I’m working with Himalaya, a podcasting platform, to launch Lyceum, an app that you can download to discover and listen to great educational podcasts. There will be features like discussion boards and file sharing. Independent educators and podcasters will be able to come together and function like faculty in college departments, where they can mentor one another, collaborate, and help move the medium and field forward. Lyceum is also an original-content studio. Our hope is to work with world-class academics both here in Boston and across the world. My dream is to make education easy but not compromise on depth.
For 500 years we have been living in the Gutenberg age, but we are now returning to an oral age, a new audio age where people will primarily get information and knowledge from the human voice. With Lyceum we’re hoping to catalyze a revolution in learning by making it easier than ever to learn anything in a way that fits your life. Whether you’re doing dishes, walking the dog, folding laundry, or sitting in a terrible I-15 traffic jam, educational podcasts can help you become a more rich and flourishing and wise human.
Interview conducted by Janika Isakson Dillon (BA ’95, MA ’98, MOB ’98).
Get Smarter with These Podcasts
Zachary Davis is the creator of the Ministry of Ideas podcast, but he’s also an avid listener. And as part of Hub & Spoke, a collective of independent high-quality, story-driven podcasts mostly created in Boston, he rubs shoulders with other makers of thought-provoking audio.

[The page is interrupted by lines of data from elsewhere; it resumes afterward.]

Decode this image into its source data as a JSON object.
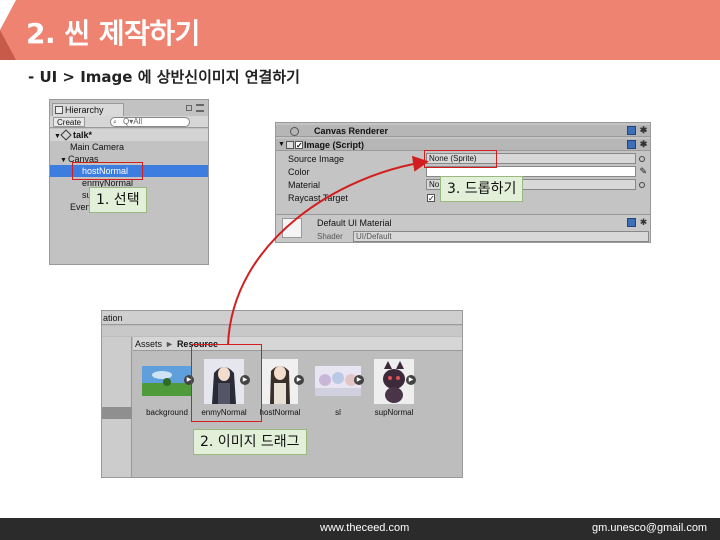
{
  "slide": {
    "title": "2. 씬 제작하기",
    "subtitle": "- UI > Image 에 상반신이미지 연결하기",
    "footer_website": "www.theceed.com",
    "footer_email": "gm.unesco@gmail.com",
    "accent_color": "#ef8372"
  },
  "hierarchy": {
    "tab_label": "Hierarchy",
    "create_label": "Create",
    "search_placeholder": "Q▾All",
    "scene_name": "talk*",
    "items": [
      {
        "label": "Main Camera"
      },
      {
        "label": "Canvas"
      },
      {
        "label": "hostNormal",
        "selected": true
      },
      {
        "label": "enmyNormal"
      },
      {
        "label": "su"
      },
      {
        "label": "Even"
      }
    ]
  },
  "inspector": {
    "canvas_renderer_label": "Canvas Renderer",
    "image_component_label": "Image (Script)",
    "properties": [
      {
        "label": "Source Image",
        "value": "None (Sprite)"
      },
      {
        "label": "Color",
        "value": ""
      },
      {
        "label": "Material",
        "value": "No"
      },
      {
        "label": "Raycast Target",
        "value": "✓"
      }
    ],
    "material_name": "Default UI Material",
    "shader_label": "Shader",
    "shader_value": "UI/Default"
  },
  "project": {
    "tab_label": "ation",
    "breadcrumb_root": "Assets",
    "breadcrumb_sep": "►",
    "breadcrumb_current": "Resource",
    "assets": [
      {
        "name": "background",
        "icon": "landscape-thumbnail"
      },
      {
        "name": "enmyNormal",
        "icon": "character-thumbnail"
      },
      {
        "name": "hostNormal",
        "icon": "character-thumbnail"
      },
      {
        "name": "sl",
        "icon": "group-thumbnail"
      },
      {
        "name": "supNormal",
        "icon": "creature-thumbnail"
      }
    ]
  },
  "callouts": {
    "step1": "1. 선택",
    "step2": "2. 이미지 드래그",
    "step3": "3. 드롭하기"
  }
}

Here are some of his favorite educational podcasts from Hub & Spoke and beyond:
• The Lonely Palette:In each episode host Tamar Avishai picks a painting, interviews unsuspecting museumgoers, and delves into the art history behind it.
•Soonish: Tech journalist Wade Roush lucidly explains how tech is changing our world and how we have more agency over those changes than we sometimes think.
• The Constant: Chicago-based playwright Mark Chrisler presents sometimes comical, sometimes tragic notes from the history of getting things wrong.
• Literature and History: In what Davis calls “perhaps the greatest educational podcast,” Doug Metzger explores Anglophone literature and its roots, from ancient times to the present.
• 99% Invisible: Host Roman Mars reveals the thought that goes into things we don’t think about, the architecture and design that shape our experience in the world.
• Living with the Gods: Produced in partnership with the British Museum, in this BBC daily podcast Neil MacGregor explores the function of shared beliefs in various world communities.